Quote from Doxology lead vocalist Luke McPherson: "Our main issue is that when given the opportunity to speak up and reveal where the arrangement came from, David Cook did not. His silence on the issue implies that the arrangement is his own. It is not." Luke goes on to say, "We were even more surprised when the studio recording, released Thursday morning, was even more of a note-for-note instrumental copy of Doxology’s recording. I want to be clear. We are not seeking royalties. That’s not what this is about. The compensation we are asking for is the easiest and least expensive around – we, at minimum, want David Cook and/or American Idol to admit that the arrangement he performed on March 11th, and then went into the studio and recorded for immediate sale, was not only inspired by, but almost completely carbon copied from our arrangement. We just want David Cook and American Idol to do the right thing and acknowledge these facts. It’s that simple."

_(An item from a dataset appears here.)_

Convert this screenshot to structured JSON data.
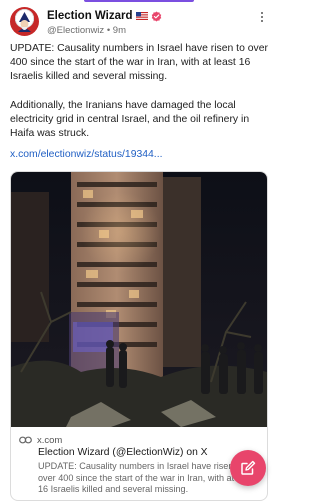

A sampling of Doxology's recording of Eleanor Rigby is also available on their MySpace page. Give it a listen. And lest you think these guys are just anti-Idol, they're good friends of last year's runner-up..."Beat-Box" Blake Lewis.

I enjoy Cook's performances and think he's a talented musician, but it's pretty vile not to give these artists the proper credit for their work.
Not to mention that the Simon-Randy-Paula triumverate, supposedly the industry experts here, have failed to highlight in their commentary that these arrangements were not authored by Cook. This sin of omission leads the audience to believe that they are indeed Cook's creations and it is, no doubt, reflected in the voting.

The plot thickens. I'm curious to see how the producers will handle Cook the next time he pulls another band's cover version out of his hat.


StB said...


jremotigue said...

Wow. I didn't realize all this until your posts. But I did notice that last night Randy referenced that the last performance used Chris Cornell's arrangement.

StB said...

I think DP's gay level just went up a couple percentage points.

amy said...

I realize this may be TMI: I sort of doubt that Doxology has a legal claim as I suspect they do not have a copyright for their arrangement. According to the 1976 Copyright Act, an arrangement can only be covered by a copyright if the arranger has written consent from the copyright holder of the original work. Even if they had an arrangement copyright, that doesn't necessarily protect them in cases of performances - but primarily prohibits others from selling (sheet music) with their arrangement. More tidbits like this can be found in The Business of Music: A Practical Guide to the Music Industry, Writers, Record Companies, Producers, Artists, Agents

jusdealem said...

I remember hearing David Cook say that he surfs itunes for inspiration and different arrangements on song picks. I guess not everyone heard that?

Also, the songs are introduced as "So and so's version" by Ryan or in the pre-song tape...Whitesnake, Cris Cornell, etc. It doesn't seem, at least to me anyway, that he's trying to take credit for any of these arrangements, only that he's willing to put these lesser known versions out there and try to make them work in the AI format.